When it comes to urbanism these days, people’s attention is increasingly turning to Moscow. The city clearly intends to become one of the world’s leading megacities in the near future and is employing all necessary means to achieve its goal, with the city government showing itself to be very willing to invest in important urban developments (though not without some criticism).
A key player in this plan has been the Moscow Urban Forum. Although the forum’s stated goal is to find adequate designs for future megacities, a major positive side-effect is that it enables the city to organize the best competitions, select the best designers, and build the best urban spaces to promote the city of Moscow. The Forum also publishes research and academic documents to inform Moscow’s future endeavors; for example, Archaeology of the Periphery, a publication inspired by the 2013 forum and released in 2014, notably influenced the urban development on the outskirts of Moscow, but also highlighted the importance of combining urban development with the existing landscape.
In 2010, following the election of a new mayor, the Moscow city government began to work towards a comfortable urban environment in which citizens would feel like residents rather than mere users of the city. The emphasis was on creating public spaces in which Muscovites could fulfill their potential and feel that the city was their home.
Gorky Park was at the forefront of the changes. During the 1990s, the "Central Park of Culture and Leisure" accumulated a collection of fairground rides and became a sort of amusement park popular principally among visitors from other cities; Muscovites hardly went there. Three years ago, the city government made it their mission to overturn the park's image and bring Moscow's residents back. A full-scale reconstruction and restoration began in spring 2011.
Today, Gorky Park is a new level of urban space – one centered around people and boasting a scrupulously conceived infrastructure. All of the changes were aimed at creating a comfortable environment for life - for strolling and sport, work and study, culture and leisure. Moreover, in a short time the park has developed an effective economic model whereby it receives one half of its budget from the city and generates the other half itself.

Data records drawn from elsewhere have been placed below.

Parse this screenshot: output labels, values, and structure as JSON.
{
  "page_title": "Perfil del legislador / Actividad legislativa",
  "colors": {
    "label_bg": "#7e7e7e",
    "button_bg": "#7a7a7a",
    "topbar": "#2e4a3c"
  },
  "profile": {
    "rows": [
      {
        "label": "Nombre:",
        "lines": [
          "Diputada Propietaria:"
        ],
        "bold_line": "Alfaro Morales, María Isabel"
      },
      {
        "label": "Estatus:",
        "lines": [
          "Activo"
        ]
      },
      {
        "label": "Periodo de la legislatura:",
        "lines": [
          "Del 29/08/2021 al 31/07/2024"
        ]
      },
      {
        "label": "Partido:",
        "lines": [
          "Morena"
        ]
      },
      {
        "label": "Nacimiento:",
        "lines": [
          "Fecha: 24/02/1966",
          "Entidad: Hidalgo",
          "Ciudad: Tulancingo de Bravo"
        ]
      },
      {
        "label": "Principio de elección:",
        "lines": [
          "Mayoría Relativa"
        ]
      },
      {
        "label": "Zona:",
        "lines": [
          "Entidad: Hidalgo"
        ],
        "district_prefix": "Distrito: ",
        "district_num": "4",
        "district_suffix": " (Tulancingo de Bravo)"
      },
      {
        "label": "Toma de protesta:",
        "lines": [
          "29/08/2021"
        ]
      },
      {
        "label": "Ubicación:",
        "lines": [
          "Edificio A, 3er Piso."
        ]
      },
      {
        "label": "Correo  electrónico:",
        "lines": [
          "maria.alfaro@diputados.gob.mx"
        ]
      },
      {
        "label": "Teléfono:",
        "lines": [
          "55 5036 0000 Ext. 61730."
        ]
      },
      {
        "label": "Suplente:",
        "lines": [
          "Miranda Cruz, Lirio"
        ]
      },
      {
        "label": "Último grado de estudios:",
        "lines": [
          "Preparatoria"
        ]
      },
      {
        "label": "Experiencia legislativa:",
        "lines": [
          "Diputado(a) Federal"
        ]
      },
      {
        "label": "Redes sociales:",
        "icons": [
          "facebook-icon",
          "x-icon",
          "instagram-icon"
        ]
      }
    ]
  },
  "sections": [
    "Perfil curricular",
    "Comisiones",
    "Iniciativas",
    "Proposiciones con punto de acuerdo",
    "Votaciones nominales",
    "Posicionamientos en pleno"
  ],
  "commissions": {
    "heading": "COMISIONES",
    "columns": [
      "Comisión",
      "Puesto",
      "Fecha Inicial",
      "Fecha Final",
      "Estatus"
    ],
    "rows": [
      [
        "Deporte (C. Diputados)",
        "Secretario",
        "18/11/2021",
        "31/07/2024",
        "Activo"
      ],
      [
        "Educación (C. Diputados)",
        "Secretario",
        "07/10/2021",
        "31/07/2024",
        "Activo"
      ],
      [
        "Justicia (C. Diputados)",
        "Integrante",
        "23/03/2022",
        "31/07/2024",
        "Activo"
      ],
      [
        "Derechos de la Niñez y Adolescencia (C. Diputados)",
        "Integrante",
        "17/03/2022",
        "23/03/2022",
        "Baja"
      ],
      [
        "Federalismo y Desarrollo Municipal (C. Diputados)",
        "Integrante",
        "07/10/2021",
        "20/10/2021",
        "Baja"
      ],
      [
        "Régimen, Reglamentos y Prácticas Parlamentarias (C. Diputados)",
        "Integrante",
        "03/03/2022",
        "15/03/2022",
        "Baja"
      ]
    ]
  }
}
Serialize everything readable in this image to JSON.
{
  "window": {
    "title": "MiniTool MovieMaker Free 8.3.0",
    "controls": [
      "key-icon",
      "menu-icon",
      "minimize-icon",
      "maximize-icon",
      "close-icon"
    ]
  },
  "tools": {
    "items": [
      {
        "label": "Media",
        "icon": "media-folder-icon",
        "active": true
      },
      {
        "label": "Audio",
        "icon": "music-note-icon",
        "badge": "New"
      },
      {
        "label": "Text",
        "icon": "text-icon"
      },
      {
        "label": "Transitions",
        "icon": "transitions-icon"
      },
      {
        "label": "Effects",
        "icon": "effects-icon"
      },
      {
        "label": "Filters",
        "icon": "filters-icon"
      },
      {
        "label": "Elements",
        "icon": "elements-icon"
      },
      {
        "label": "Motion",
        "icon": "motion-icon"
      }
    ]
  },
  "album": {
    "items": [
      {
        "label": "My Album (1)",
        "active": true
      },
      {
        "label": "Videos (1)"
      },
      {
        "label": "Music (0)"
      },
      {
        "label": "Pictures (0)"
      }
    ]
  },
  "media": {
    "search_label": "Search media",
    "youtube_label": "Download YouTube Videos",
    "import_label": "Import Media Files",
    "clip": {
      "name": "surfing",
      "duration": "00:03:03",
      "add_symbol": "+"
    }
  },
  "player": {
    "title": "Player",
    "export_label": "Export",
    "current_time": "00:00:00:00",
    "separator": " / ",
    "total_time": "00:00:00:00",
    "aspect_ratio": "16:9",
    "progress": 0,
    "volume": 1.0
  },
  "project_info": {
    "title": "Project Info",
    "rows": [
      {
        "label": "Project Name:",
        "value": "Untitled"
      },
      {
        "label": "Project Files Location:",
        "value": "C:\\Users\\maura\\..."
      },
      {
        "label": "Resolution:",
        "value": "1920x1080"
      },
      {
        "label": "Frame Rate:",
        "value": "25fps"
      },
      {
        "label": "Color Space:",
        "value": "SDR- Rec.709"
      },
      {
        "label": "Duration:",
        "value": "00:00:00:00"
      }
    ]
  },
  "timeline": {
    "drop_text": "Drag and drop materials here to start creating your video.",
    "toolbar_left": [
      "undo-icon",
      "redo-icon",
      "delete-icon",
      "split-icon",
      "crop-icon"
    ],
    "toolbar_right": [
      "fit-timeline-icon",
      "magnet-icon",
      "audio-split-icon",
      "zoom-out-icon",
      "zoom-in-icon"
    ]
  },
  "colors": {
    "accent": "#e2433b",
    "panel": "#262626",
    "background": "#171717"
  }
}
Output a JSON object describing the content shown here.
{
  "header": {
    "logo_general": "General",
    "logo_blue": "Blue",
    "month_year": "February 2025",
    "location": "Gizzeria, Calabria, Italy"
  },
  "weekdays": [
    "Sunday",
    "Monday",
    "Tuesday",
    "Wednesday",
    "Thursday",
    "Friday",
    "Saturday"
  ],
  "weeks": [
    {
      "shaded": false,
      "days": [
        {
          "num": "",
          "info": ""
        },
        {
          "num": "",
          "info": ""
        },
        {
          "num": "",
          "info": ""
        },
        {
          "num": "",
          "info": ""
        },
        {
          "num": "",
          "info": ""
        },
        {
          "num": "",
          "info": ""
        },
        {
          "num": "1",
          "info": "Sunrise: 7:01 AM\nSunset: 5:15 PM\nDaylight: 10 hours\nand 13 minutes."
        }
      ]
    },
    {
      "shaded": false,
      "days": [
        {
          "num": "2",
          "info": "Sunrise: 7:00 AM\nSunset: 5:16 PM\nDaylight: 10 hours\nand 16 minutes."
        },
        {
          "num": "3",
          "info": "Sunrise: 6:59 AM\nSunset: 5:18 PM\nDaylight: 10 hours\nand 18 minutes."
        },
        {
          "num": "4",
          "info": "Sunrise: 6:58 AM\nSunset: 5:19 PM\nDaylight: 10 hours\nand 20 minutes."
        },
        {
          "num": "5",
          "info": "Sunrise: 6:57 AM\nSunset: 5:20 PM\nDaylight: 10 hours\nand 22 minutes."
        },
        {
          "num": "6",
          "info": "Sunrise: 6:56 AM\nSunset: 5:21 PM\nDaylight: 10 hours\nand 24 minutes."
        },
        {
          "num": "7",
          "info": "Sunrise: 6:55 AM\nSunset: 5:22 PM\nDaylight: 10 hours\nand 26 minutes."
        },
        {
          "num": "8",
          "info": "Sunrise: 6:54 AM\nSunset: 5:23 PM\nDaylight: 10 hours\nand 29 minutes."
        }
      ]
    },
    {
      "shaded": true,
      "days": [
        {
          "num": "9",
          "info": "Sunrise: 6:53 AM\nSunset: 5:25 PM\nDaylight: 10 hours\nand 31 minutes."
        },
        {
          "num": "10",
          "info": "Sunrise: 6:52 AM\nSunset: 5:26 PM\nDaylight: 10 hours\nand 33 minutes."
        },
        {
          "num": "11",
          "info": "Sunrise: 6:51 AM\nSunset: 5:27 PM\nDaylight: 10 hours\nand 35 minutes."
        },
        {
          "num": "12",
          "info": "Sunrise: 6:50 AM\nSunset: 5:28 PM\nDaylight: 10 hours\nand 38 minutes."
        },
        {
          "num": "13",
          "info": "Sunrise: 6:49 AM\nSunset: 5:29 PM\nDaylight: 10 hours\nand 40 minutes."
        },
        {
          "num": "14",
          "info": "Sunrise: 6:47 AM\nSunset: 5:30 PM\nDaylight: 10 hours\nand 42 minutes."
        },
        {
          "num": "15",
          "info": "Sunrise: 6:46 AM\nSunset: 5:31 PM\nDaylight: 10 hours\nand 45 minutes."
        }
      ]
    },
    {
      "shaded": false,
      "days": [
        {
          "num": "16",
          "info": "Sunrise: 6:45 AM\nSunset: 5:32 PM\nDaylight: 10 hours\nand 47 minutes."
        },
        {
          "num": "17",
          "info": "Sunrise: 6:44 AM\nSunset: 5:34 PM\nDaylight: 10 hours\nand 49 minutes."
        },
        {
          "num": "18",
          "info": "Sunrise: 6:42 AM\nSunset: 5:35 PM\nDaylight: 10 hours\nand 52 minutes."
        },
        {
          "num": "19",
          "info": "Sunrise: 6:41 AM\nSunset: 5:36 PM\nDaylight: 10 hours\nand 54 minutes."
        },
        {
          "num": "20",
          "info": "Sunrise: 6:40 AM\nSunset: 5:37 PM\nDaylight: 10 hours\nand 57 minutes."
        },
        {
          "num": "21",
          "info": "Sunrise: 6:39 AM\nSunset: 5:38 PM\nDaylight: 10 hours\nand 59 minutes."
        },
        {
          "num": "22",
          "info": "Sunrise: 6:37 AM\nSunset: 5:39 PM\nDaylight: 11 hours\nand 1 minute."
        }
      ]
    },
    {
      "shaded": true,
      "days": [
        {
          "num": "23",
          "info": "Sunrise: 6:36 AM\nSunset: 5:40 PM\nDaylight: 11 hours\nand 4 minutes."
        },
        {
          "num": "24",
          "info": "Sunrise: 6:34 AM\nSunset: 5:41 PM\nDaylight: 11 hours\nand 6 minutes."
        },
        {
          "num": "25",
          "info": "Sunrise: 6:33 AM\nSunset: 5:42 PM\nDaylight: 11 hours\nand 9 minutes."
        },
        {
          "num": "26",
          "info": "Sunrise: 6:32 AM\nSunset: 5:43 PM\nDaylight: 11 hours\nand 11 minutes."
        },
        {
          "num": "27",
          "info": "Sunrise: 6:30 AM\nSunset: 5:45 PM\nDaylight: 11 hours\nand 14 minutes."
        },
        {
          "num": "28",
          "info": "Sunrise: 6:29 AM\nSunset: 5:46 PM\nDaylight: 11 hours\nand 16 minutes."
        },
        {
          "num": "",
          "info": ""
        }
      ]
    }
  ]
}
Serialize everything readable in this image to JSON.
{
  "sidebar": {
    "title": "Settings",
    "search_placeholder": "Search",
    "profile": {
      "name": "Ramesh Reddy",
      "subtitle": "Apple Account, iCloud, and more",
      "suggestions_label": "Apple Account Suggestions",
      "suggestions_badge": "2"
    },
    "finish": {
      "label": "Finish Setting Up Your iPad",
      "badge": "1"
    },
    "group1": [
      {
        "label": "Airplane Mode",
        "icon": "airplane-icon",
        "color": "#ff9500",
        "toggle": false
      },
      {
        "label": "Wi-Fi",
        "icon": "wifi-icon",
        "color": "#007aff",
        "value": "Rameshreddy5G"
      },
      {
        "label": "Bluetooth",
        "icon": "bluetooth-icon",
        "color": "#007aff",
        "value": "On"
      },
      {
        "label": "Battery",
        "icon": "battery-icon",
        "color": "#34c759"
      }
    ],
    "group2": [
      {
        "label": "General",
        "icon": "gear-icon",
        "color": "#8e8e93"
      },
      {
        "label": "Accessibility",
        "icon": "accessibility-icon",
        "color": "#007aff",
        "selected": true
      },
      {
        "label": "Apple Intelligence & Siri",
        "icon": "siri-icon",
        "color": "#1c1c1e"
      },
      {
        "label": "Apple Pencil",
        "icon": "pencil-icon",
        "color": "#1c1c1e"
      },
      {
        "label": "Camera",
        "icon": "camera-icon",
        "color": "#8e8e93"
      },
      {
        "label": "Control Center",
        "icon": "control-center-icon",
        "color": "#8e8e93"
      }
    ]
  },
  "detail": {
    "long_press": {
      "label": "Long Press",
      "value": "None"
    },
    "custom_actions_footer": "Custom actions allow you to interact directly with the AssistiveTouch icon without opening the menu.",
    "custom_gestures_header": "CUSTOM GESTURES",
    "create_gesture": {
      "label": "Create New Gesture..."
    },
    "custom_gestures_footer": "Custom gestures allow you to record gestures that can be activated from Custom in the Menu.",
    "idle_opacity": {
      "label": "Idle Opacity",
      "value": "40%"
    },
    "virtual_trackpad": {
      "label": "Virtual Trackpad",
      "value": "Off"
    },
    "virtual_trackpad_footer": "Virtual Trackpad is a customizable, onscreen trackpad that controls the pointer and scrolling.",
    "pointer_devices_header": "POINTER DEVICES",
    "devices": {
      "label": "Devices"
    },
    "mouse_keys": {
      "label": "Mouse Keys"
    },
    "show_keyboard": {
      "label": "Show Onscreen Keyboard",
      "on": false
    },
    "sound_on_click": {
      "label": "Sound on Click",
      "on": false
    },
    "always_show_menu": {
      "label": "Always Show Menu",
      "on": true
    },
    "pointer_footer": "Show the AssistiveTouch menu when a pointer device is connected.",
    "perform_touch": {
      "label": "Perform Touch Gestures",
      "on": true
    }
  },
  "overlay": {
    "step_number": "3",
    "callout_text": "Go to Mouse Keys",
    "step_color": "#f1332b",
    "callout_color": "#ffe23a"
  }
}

SVESMI, an unassuming studio based in central Rotterdam, is at the center of a dauntingly complex project that may eventually see the renovation of 448 dilapidated and disused branch libraries in Moscow. Architects Anastassia Smirnova and Alexander Sverdlov balance their time between Rotterdam, which acts as their design studio, and Moscow from which, alongside architects Maria Kataryan and Pavel Rueda, they oversee the project at large. Faced by the potential challenge of reimagining over 450 public 'living rooms' spread across the Russian capital and demanding unusually high levels of spatial articulation and social understanding, the Open Library project is also unwinding the hidden narrative of Moscow’s local libraries.